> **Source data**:
--- START ---
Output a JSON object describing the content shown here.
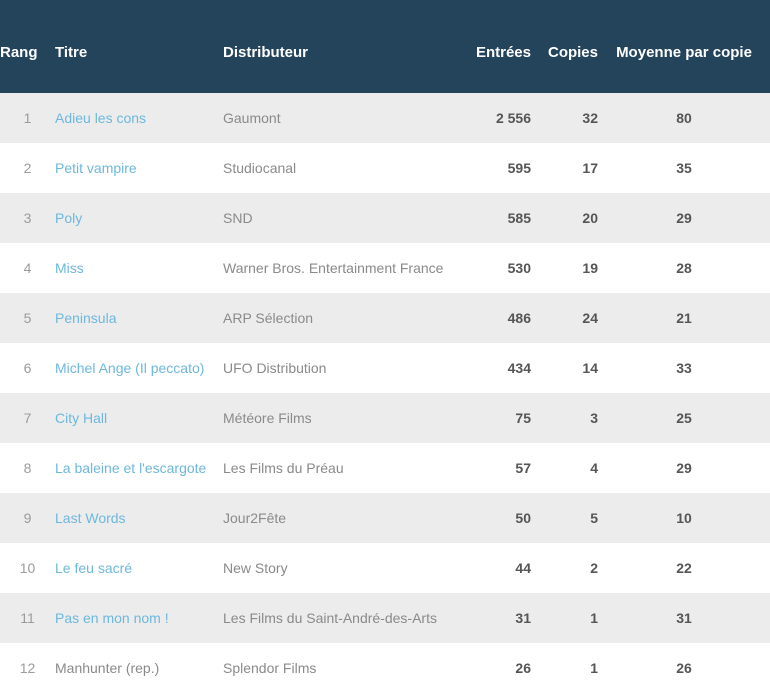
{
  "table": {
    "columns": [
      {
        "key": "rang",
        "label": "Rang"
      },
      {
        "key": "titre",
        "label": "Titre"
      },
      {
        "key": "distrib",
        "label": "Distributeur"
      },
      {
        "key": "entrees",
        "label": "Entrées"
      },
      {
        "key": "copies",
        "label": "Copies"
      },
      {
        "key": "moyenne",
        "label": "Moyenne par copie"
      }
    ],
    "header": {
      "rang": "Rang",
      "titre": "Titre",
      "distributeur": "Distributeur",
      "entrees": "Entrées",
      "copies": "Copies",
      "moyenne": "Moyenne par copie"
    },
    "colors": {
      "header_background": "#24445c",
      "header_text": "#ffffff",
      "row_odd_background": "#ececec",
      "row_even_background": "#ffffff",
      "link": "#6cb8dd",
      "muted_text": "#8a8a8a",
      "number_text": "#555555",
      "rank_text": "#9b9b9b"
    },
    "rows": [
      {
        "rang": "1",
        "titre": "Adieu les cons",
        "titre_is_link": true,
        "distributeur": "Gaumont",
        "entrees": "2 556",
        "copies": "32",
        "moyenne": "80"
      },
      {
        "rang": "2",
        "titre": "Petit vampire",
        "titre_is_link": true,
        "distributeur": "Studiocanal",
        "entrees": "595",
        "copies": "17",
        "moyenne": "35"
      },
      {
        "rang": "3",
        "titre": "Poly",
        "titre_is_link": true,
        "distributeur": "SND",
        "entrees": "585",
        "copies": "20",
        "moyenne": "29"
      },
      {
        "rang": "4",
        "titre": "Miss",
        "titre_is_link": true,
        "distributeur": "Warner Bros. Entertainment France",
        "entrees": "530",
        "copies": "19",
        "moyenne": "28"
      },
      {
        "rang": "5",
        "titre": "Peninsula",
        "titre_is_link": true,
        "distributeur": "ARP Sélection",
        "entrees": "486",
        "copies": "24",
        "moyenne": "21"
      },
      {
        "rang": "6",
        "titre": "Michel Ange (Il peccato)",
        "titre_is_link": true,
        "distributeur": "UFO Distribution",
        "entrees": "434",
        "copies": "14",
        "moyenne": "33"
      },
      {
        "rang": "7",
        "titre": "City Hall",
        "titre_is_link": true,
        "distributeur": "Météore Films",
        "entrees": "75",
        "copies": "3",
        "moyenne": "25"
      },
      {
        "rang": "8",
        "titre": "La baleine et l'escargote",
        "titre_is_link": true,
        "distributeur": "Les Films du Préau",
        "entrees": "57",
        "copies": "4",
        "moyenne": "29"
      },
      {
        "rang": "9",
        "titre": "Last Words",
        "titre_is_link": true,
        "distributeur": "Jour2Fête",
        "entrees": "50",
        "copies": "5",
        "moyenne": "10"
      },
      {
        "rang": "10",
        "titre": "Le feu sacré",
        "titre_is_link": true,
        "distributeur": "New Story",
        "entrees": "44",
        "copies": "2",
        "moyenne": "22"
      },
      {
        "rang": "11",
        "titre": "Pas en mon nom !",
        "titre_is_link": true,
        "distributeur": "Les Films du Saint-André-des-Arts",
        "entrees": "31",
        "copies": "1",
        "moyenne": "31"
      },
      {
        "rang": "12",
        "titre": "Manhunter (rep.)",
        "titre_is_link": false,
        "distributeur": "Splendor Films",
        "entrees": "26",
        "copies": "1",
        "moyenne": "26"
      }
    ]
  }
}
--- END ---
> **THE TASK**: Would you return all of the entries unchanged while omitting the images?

> **YOUR RESPONSE**:
Output a JSON object describing the content shown here.
{
  "table": {
    "columns": [
      {
        "key": "rang",
        "label": "Rang"
      },
      {
        "key": "titre",
        "label": "Titre"
      },
      {
        "key": "distrib",
        "label": "Distributeur"
      },
      {
        "key": "entrees",
        "label": "Entrées"
      },
      {
        "key": "copies",
        "label": "Copies"
      },
      {
        "key": "moyenne",
        "label": "Moyenne par copie"
      }
    ],
    "header": {
      "rang": "Rang",
      "titre": "Titre",
      "distributeur": "Distributeur",
      "entrees": "Entrées",
      "copies": "Copies",
      "moyenne": "Moyenne par copie"
    },
    "colors": {
      "header_background": "#24445c",
      "header_text": "#ffffff",
      "row_odd_background": "#ececec",
      "row_even_background": "#ffffff",
      "link": "#6cb8dd",
      "muted_text": "#8a8a8a",
      "number_text": "#555555",
      "rank_text": "#9b9b9b"
    },
    "rows": [
      {
        "rang": "1",
        "titre": "Adieu les cons",
        "titre_is_link": true,
        "distributeur": "Gaumont",
        "entrees": "2 556",
        "copies": "32",
        "moyenne": "80"
      },
      {
        "rang": "2",
        "titre": "Petit vampire",
        "titre_is_link": true,
        "distributeur": "Studiocanal",
        "entrees": "595",
        "copies": "17",
        "moyenne": "35"
      },
      {
        "rang": "3",
        "titre": "Poly",
        "titre_is_link": true,
        "distributeur": "SND",
        "entrees": "585",
        "copies": "20",
        "moyenne": "29"
      },
      {
        "rang": "4",
        "titre": "Miss",
        "titre_is_link": true,
        "distributeur": "Warner Bros. Entertainment France",
        "entrees": "530",
        "copies": "19",
        "moyenne": "28"
      },
      {
        "rang": "5",
        "titre": "Peninsula",
        "titre_is_link": true,
        "distributeur": "ARP Sélection",
        "entrees": "486",
        "copies": "24",
        "moyenne": "21"
      },
      {
        "rang": "6",
        "titre": "Michel Ange (Il peccato)",
        "titre_is_link": true,
        "distributeur": "UFO Distribution",
        "entrees": "434",
        "copies": "14",
        "moyenne": "33"
      },
      {
        "rang": "7",
        "titre": "City Hall",
        "titre_is_link": true,
        "distributeur": "Météore Films",
        "entrees": "75",
        "copies": "3",
        "moyenne": "25"
      },
      {
        "rang": "8",
        "titre": "La baleine et l'escargote",
        "titre_is_link": true,
        "distributeur": "Les Films du Préau",
        "entrees": "57",
        "copies": "4",
        "moyenne": "29"
      },
      {
        "rang": "9",
        "titre": "Last Words",
        "titre_is_link": true,
        "distributeur": "Jour2Fête",
        "entrees": "50",
        "copies": "5",
        "moyenne": "10"
      },
      {
        "rang": "10",
        "titre": "Le feu sacré",
        "titre_is_link": true,
        "distributeur": "New Story",
        "entrees": "44",
        "copies": "2",
        "moyenne": "22"
      },
      {
        "rang": "11",
        "titre": "Pas en mon nom !",
        "titre_is_link": true,
        "distributeur": "Les Films du Saint-André-des-Arts",
        "entrees": "31",
        "copies": "1",
        "moyenne": "31"
      },
      {
        "rang": "12",
        "titre": "Manhunter (rep.)",
        "titre_is_link": false,
        "distributeur": "Splendor Films",
        "entrees": "26",
        "copies": "1",
        "moyenne": "26"
      }
    ]
  }
}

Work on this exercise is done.